• _ACTION ITEM_
Report how many lines of the material contain the string "こりっちさ". Add nothing beyond the number.

═══

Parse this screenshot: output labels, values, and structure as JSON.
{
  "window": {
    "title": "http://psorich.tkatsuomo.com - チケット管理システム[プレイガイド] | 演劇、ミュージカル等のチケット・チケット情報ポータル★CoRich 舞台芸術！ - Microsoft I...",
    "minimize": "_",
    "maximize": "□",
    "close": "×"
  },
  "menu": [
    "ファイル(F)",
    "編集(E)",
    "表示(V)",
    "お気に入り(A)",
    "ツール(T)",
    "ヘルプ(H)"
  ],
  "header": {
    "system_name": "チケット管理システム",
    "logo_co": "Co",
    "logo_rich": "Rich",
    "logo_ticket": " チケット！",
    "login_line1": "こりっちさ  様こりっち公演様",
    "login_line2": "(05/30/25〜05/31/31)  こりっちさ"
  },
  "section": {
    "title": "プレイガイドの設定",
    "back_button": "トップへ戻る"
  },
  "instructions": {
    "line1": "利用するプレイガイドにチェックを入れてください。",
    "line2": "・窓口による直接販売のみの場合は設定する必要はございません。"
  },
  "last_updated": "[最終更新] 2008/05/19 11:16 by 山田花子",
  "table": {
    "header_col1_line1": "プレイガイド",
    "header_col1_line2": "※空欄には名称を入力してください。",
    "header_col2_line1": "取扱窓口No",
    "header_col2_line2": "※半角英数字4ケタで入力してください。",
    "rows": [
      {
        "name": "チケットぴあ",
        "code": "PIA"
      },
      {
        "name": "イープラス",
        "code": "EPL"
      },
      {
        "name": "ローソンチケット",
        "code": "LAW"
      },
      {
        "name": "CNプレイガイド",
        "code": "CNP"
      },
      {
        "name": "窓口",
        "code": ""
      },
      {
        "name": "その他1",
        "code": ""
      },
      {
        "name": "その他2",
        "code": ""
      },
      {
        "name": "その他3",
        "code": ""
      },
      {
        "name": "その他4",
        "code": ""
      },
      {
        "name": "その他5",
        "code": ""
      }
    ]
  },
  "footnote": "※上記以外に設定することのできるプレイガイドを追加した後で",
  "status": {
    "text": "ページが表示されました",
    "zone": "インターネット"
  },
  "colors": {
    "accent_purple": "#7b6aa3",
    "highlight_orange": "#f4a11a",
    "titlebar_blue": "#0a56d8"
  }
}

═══

• _RESPONSE AREA_
2